• PROBLEM STATEMENT:
The lines from the one containing "Enumerate this screenshot's" through the last one in the data: please copy those exactly, and only those, without the pictures.
** DATA UNDER STUDY follows **
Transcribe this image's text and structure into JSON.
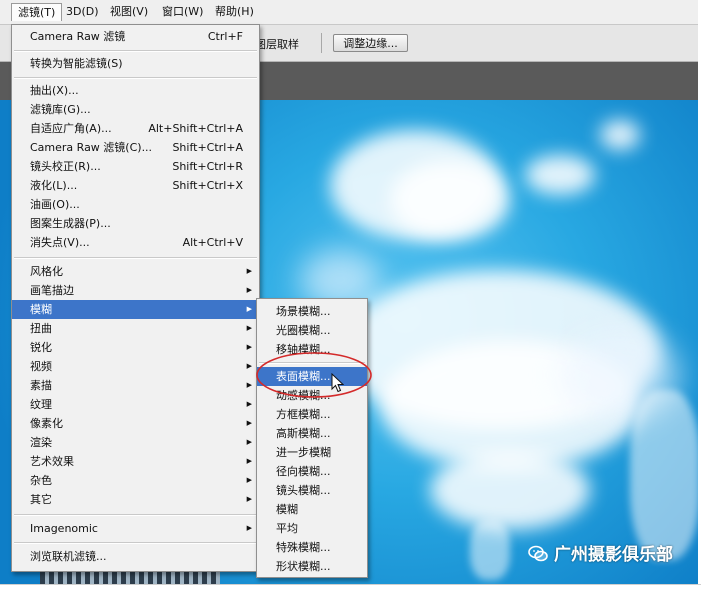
{
  "menubar": {
    "items": [
      {
        "label": "滤镜(T)",
        "active": true
      },
      {
        "label": "3D(D)"
      },
      {
        "label": "视图(V)"
      },
      {
        "label": "窗口(W)"
      },
      {
        "label": "帮助(H)"
      }
    ]
  },
  "options_bar": {
    "sample_text": "图层取样",
    "refine_edge_label": "调整边缘..."
  },
  "filter_menu": {
    "items": [
      {
        "label": "Camera Raw 滤镜",
        "shortcut": "Ctrl+F"
      },
      {
        "label": "转换为智能滤镜(S)"
      },
      {
        "label": "抽出(X)..."
      },
      {
        "label": "滤镜库(G)..."
      },
      {
        "label": "自适应广角(A)...",
        "shortcut": "Alt+Shift+Ctrl+A"
      },
      {
        "label": "Camera Raw 滤镜(C)...",
        "shortcut": "Shift+Ctrl+A"
      },
      {
        "label": "镜头校正(R)...",
        "shortcut": "Shift+Ctrl+R"
      },
      {
        "label": "液化(L)...",
        "shortcut": "Shift+Ctrl+X"
      },
      {
        "label": "油画(O)..."
      },
      {
        "label": "图案生成器(P)..."
      },
      {
        "label": "消失点(V)...",
        "shortcut": "Alt+Ctrl+V"
      },
      {
        "label": "风格化"
      },
      {
        "label": "画笔描边"
      },
      {
        "label": "模糊"
      },
      {
        "label": "扭曲"
      },
      {
        "label": "锐化"
      },
      {
        "label": "视频"
      },
      {
        "label": "素描"
      },
      {
        "label": "纹理"
      },
      {
        "label": "像素化"
      },
      {
        "label": "渲染"
      },
      {
        "label": "艺术效果"
      },
      {
        "label": "杂色"
      },
      {
        "label": "其它"
      },
      {
        "label": "Imagenomic"
      },
      {
        "label": "浏览联机滤镜..."
      }
    ]
  },
  "blur_submenu": {
    "items": [
      {
        "label": "场景模糊..."
      },
      {
        "label": "光圈模糊..."
      },
      {
        "label": "移轴模糊..."
      },
      {
        "label": "表面模糊..."
      },
      {
        "label": "动感模糊..."
      },
      {
        "label": "方框模糊..."
      },
      {
        "label": "高斯模糊..."
      },
      {
        "label": "进一步模糊"
      },
      {
        "label": "径向模糊..."
      },
      {
        "label": "镜头模糊..."
      },
      {
        "label": "模糊"
      },
      {
        "label": "平均"
      },
      {
        "label": "特殊模糊..."
      },
      {
        "label": "形状模糊..."
      }
    ]
  },
  "watermark": {
    "text": "广州摄影俱乐部",
    "icon": "wechat-icon"
  },
  "colors": {
    "highlight": "#3d75c9",
    "annotation": "#d42a2a",
    "sky": "#28a8e2"
  }
}
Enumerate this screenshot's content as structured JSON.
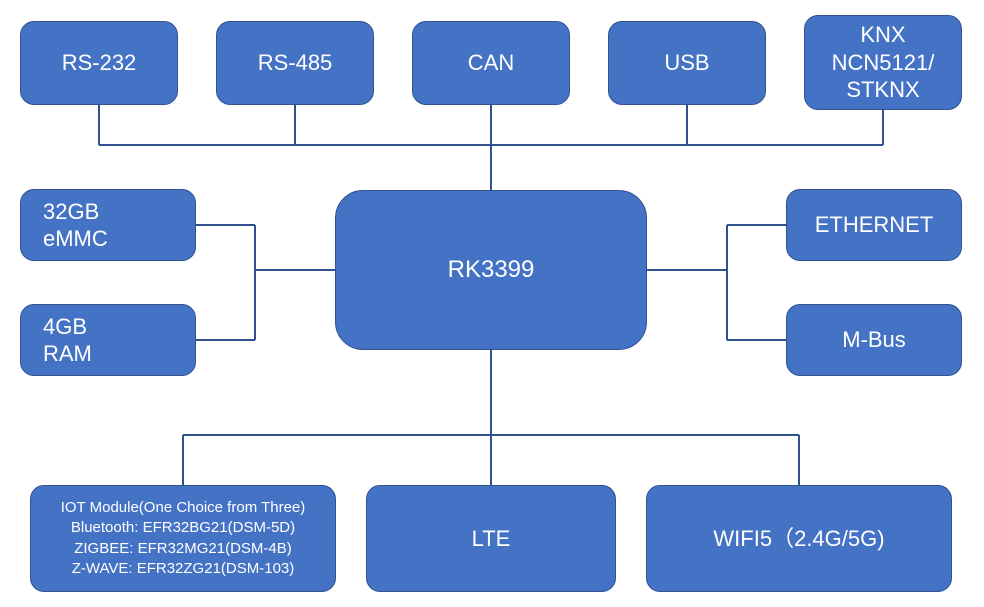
{
  "colors": {
    "box_fill": "#4472c4",
    "box_border": "#2f528f",
    "connector": "#2f528f",
    "text": "#ffffff"
  },
  "central": {
    "label": "RK3399"
  },
  "top_row": [
    {
      "id": "rs232",
      "label": "RS-232"
    },
    {
      "id": "rs485",
      "label": "RS-485"
    },
    {
      "id": "can",
      "label": "CAN"
    },
    {
      "id": "usb",
      "label": "USB"
    },
    {
      "id": "knx",
      "label": "KNX\nNCN5121/\nSTKNX"
    }
  ],
  "left_col": [
    {
      "id": "emmc",
      "label": "32GB\neMMC"
    },
    {
      "id": "ram",
      "label": "4GB\nRAM"
    }
  ],
  "right_col": [
    {
      "id": "eth",
      "label": "ETHERNET"
    },
    {
      "id": "mbus",
      "label": "M-Bus"
    }
  ],
  "bottom_row": [
    {
      "id": "iot",
      "label": "IOT Module(One Choice from Three)\nBluetooth: EFR32BG21(DSM-5D)\nZIGBEE: EFR32MG21(DSM-4B)\nZ-WAVE: EFR32ZG21(DSM-103)"
    },
    {
      "id": "lte",
      "label": "LTE"
    },
    {
      "id": "wifi",
      "label": "WIFI5（2.4G/5G)"
    }
  ]
}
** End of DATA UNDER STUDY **
• SOLVED EXERCISE:
Enumerate this screenshot's content as structured JSON.
{
  "colors": {
    "box_fill": "#4472c4",
    "box_border": "#2f528f",
    "connector": "#2f528f",
    "text": "#ffffff"
  },
  "central": {
    "label": "RK3399"
  },
  "top_row": [
    {
      "id": "rs232",
      "label": "RS-232"
    },
    {
      "id": "rs485",
      "label": "RS-485"
    },
    {
      "id": "can",
      "label": "CAN"
    },
    {
      "id": "usb",
      "label": "USB"
    },
    {
      "id": "knx",
      "label": "KNX\nNCN5121/\nSTKNX"
    }
  ],
  "left_col": [
    {
      "id": "emmc",
      "label": "32GB\neMMC"
    },
    {
      "id": "ram",
      "label": "4GB\nRAM"
    }
  ],
  "right_col": [
    {
      "id": "eth",
      "label": "ETHERNET"
    },
    {
      "id": "mbus",
      "label": "M-Bus"
    }
  ],
  "bottom_row": [
    {
      "id": "iot",
      "label": "IOT Module(One Choice from Three)\nBluetooth: EFR32BG21(DSM-5D)\nZIGBEE: EFR32MG21(DSM-4B)\nZ-WAVE: EFR32ZG21(DSM-103)"
    },
    {
      "id": "lte",
      "label": "LTE"
    },
    {
      "id": "wifi",
      "label": "WIFI5（2.4G/5G)"
    }
  ]
}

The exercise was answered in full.